Objectives: We aim to evaluate the feasibility of novel experimental methods to measure receptive language in school-age and older MV children with ASD, to compare their efficacy to providing valid data, and to explore individualized approaches to assessment.  

Methods: A looking-while-listening paradigm was administered to monitor language-mediated eye-movements as implicit measures of lexical knowledge using a TobiiT-60 eye- tracker. Image-pairs were displayed for 5 seconds and the target word (noun, verb, adjective - matching one image) was played 2.5 seconds after stimulus onset. Trials were distributed over 3 developmentally ordered blocks. Participants completed a similar paradigm on a touch screen device, as well as a standardized test of receptive vocabulary (PPVT-4). Parents reviewed a list of all of the words used as stimuli and indicated which were “understood only” or “understood and produced” by the child. Five MV (Mean age=16.1 years) and 4 HFA participants (Mean age=13.1 years) completed all assessments over 3-4 visits.  
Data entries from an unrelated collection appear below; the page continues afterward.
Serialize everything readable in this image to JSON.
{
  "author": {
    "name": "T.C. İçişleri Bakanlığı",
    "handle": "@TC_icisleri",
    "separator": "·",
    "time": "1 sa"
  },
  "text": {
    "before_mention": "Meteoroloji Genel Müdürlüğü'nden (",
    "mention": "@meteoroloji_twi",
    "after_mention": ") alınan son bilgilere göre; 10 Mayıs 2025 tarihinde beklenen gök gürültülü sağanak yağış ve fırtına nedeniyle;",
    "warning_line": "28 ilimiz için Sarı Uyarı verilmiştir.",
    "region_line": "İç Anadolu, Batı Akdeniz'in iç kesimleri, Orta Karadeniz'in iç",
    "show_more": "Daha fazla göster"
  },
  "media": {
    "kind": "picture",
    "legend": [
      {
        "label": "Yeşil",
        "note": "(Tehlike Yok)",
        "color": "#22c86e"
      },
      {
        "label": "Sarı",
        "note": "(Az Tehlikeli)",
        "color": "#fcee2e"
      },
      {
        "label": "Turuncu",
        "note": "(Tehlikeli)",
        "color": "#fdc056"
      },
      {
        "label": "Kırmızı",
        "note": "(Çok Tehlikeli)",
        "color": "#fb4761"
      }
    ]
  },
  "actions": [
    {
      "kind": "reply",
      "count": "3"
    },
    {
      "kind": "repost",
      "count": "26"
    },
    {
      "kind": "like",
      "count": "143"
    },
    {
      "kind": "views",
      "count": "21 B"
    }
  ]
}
Results: Analyses of eye-tracking data suggest that measures of language-mediated visual attention deployment (total duration of fixations and mean fixation count on the target image after auditory stimulus onset) provide evidence of implicit language comprehension in the MV group. The MV participants looked longer and more often at the matching versus the foil in pair (M=.23 sec. versus .16 sec., t(3) = 2.9, p =.05 and M= 1.1 versus .63, t(3) =8.2, p=.004, respectively), consistent with the pattern found in typically developing individuals, and replicated in our HFA group. This pattern was found for 4 MV participants, and matched the words parents indicated as understood by their child. Performance on the touch screen device was the most reliable indicator of comprehension for two MV participants (98% and 75% accuracy respectively, when compared to the percentage of trials with increased attention deployment to targets after word-onset, 68% and 32%, respectively, in the looking-while-listening task).  

Conclusions: The significance of alternative methods for receptive language assessment in MV persons using more sensitive measures of comprehension (e.g., attention deployment or motor response) versus relying on compliance with standardized testing will be discussed in light of the findings.  We will also discuss the need for individualized testing protocols including possible strategies for designing flexible assessments that provide valid, reliable data for this population.

See more of: Core Deficits I
See more of: Core Deficits
See more of: Symptoms, Diagnosis & Phenotype
| More